Synthesis of nanoparticles by laser ablation in liquid method and optical applications
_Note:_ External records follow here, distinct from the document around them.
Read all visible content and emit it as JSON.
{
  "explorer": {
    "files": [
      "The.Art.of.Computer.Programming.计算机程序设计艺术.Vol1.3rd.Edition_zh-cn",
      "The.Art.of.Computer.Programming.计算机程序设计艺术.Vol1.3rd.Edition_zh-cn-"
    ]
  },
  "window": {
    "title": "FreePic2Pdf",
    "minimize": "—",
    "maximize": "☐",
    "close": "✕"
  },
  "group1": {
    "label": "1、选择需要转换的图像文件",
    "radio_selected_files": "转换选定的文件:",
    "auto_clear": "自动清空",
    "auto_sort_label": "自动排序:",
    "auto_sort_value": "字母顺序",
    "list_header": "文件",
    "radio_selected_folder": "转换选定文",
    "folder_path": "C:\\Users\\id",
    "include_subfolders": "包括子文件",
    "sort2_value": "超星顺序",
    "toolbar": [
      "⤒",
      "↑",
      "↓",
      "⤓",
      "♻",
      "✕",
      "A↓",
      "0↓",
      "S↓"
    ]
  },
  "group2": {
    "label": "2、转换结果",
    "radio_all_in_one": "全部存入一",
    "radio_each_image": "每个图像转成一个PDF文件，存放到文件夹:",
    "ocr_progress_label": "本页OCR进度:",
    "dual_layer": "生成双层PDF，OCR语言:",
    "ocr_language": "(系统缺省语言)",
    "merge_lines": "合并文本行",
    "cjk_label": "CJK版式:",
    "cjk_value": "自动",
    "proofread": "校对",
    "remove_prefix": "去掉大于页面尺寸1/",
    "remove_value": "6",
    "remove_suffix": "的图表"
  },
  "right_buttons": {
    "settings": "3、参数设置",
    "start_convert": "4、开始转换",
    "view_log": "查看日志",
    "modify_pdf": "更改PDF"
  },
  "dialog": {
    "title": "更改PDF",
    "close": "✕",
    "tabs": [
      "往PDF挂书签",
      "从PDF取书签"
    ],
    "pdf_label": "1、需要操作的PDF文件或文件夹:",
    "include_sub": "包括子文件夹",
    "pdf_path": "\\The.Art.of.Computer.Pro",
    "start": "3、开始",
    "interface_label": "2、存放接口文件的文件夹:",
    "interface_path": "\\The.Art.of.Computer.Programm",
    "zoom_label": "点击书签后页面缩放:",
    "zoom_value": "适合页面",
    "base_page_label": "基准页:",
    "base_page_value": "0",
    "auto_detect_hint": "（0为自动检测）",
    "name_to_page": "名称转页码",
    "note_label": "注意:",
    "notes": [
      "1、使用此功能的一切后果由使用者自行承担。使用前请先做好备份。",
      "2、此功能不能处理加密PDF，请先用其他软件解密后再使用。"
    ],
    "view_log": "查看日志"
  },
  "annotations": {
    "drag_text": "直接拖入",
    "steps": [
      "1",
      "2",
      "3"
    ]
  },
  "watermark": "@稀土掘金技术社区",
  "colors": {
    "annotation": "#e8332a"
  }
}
Pulsed laser ablation in liquids (PLAL) method is a fast, green, and straightforward method that can be used to synthesize pure nanoparticles free of ligands, capping agents, and waste products. Several types of nanoparticles such as metals, oxides, alloys, semiconductors, composite and compound nanoparticles with spherical or complex morphologies can be synthesized with PLAL method. In this thesis, AuCu nanoparticles for photovoltaic application, AgCu nanoparticles for tunable optical properties, CuS/Cu1.8S nanoparticles for photothermal and photoacoustic application, and (Y0.83Yb0.16Er0.01)2O3 nanoparticles for upconversion photoluminescence application are synthesized. The synthesized AuCu nanoparticles are used in organic solar cells and enhanced the photocurrent production, proven by the 21.4% increase in the power conversion efficiency. AgCu nanoparticles show composition and laser fragmentation dependent tunable surface plasmon resonance between 420 nm – 580 nm, giving 160 nm tunability. These nanoparticles also show complex morphologies with Janus nanoparticle and core-shell type configurations. Copper sulphide nanoparticles show a broad absorbance in the NIR region with absorbance peak at 1183 nm. Nanoparticles with 1 mg/mL concentration show a 52.2 °C temperature increase in 3 minutes of 3.23 W/cm2 1080 nm CW laser irradiation. Photoacoustic imaging experiments where copper sulphide nanoparticles are utilized show a significant contrast enhancement compared to ultrasonic imaging at 1 cm depth. The upconversion nanoparticles show an intense red emission at 651 nm from 980 nm laser irradiation and lowered green emission compared to the target material which shows nanoparticles produce more heat compared to the target which can be useful for photoluminescence – photothermal applications.